SUMMARY:Since the early 2000s, many Islamic art museums and galleries around the world have reorganized their displays. During the same period, methodological interventions building on post-structuralist and post-colonial theory began to challenge long-standing formal and regional categories defining the field of Islamic art history. These new developments have impacted the display strategies of new museums and exhibitions of Islamic art. As a central interface between the academic study of the Middle East, its global representation, and the general public, the approaches these museums use to mediate between art, material culture, and Islamic/regional cultures play a central role in shaping discussions about the region. This includes its designation through religious and/or cultural, national, ethnic, and geographic parameters. At the same time, Islamic art displays are also embedded in heterogeneous local politics and social discourses. This particularly concerns how museum making is entangled with cultural diplomacy and the production of alterity, diversity, and collective identity that serve regional or national agendas and negotiate the recognition of local diasporas as well as minority and/or majority communities.
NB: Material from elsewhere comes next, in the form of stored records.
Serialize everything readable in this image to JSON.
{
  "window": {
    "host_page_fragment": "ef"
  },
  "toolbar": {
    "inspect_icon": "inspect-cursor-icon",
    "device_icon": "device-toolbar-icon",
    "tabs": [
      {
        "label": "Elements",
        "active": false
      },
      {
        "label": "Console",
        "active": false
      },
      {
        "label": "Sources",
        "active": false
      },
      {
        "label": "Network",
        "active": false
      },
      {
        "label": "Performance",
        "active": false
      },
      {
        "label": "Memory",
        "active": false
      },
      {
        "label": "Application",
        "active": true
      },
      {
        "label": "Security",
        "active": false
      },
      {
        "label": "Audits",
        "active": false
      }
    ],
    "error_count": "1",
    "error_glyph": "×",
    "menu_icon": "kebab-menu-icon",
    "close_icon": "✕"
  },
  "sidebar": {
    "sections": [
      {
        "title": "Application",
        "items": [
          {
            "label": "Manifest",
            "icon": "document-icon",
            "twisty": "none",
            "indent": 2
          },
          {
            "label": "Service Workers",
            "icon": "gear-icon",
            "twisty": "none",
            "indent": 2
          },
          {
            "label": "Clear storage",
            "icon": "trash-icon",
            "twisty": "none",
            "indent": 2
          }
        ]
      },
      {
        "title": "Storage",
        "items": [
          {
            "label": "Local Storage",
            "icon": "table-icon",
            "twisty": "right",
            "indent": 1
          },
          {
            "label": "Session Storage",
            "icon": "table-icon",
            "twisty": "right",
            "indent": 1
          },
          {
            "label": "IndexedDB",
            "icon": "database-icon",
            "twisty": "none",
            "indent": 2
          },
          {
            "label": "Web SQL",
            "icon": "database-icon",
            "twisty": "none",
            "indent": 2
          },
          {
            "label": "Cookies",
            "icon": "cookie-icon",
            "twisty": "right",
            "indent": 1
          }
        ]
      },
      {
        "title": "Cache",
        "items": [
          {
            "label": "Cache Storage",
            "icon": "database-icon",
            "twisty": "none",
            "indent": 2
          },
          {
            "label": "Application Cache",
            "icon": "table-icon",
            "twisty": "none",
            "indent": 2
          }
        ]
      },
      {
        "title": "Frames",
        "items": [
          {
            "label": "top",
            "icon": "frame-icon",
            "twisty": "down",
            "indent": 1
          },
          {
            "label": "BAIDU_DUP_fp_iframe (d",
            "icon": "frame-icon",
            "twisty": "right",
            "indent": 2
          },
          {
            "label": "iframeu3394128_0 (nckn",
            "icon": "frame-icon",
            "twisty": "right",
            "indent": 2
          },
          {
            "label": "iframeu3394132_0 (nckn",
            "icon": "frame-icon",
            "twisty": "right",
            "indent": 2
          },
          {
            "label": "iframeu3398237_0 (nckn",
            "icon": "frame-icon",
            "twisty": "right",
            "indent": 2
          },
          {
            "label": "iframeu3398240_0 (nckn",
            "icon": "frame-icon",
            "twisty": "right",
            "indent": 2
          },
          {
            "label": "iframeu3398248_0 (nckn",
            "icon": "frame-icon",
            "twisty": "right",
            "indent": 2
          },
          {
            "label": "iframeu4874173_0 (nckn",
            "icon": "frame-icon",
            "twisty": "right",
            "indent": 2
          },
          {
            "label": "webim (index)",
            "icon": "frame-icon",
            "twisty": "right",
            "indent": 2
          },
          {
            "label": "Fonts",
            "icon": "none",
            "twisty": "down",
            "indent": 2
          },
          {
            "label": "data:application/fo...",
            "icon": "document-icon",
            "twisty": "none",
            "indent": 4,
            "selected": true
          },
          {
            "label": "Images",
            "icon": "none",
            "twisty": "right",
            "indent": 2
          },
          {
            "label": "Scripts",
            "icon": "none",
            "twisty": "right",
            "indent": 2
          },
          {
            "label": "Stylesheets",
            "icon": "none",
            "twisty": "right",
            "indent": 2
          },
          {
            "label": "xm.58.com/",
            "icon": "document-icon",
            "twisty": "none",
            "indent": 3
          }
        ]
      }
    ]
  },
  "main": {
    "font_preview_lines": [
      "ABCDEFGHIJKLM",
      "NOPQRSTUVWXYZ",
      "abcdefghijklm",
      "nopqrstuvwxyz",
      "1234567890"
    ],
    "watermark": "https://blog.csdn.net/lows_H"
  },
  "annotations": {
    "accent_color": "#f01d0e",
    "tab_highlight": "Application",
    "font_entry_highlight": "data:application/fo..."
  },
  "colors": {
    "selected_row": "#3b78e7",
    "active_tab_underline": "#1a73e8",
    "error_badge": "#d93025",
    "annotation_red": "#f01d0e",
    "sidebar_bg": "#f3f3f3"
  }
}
Based on museum case studies from Iran, the Arabian Peninsula, Turkey, Western Europe, and Canada, this panel of doctoral students examines the politics of museum display and art discourses from 2000 until today. Rather than interpreting Islamic art displays as passive and neutral representations of the past, this panel theorizes them as a contemporary cultural practice that stages spatialized and immersive, ideological narrations of culture. Through bridging the gap between the often-separated realms of art historical research, curatorial practice, and critical museology, this panel aims to examine the new ways, in which museums of Islamic art communicate broader ideas about the region in various global contexts. For this, the panel assesses curatorial practices and displays in both public and private museums including the Malek National Museum (Tehran), the National Museum and the Museum of Islamic Art in Qatar, the Museum of Turkish and Islamic Arts (Istanbul), the Louvre Museum (Paris), the Alhambra Museum (Granada), and the Aga Khan Museum in Toronto. Grounded in these accounts, the panel illuminates the politics of these displays and narrations vis-à-vis their local environments and shifted forms of national and/or religious self-fashioning. Through fostering an interdisciplinary and critical discussion, this panel ultimately argues that Islam has become a decisive global marker that enables states across the world to pursue local needs and actualize constitutive socio-political paradigms through cultural institutions and art displays.
SPONSOR:Historians of Islamic Art Association (HIAA)
DISCIPLINES:Art/Art Hist; Art/Art Hist; Art/Art Hist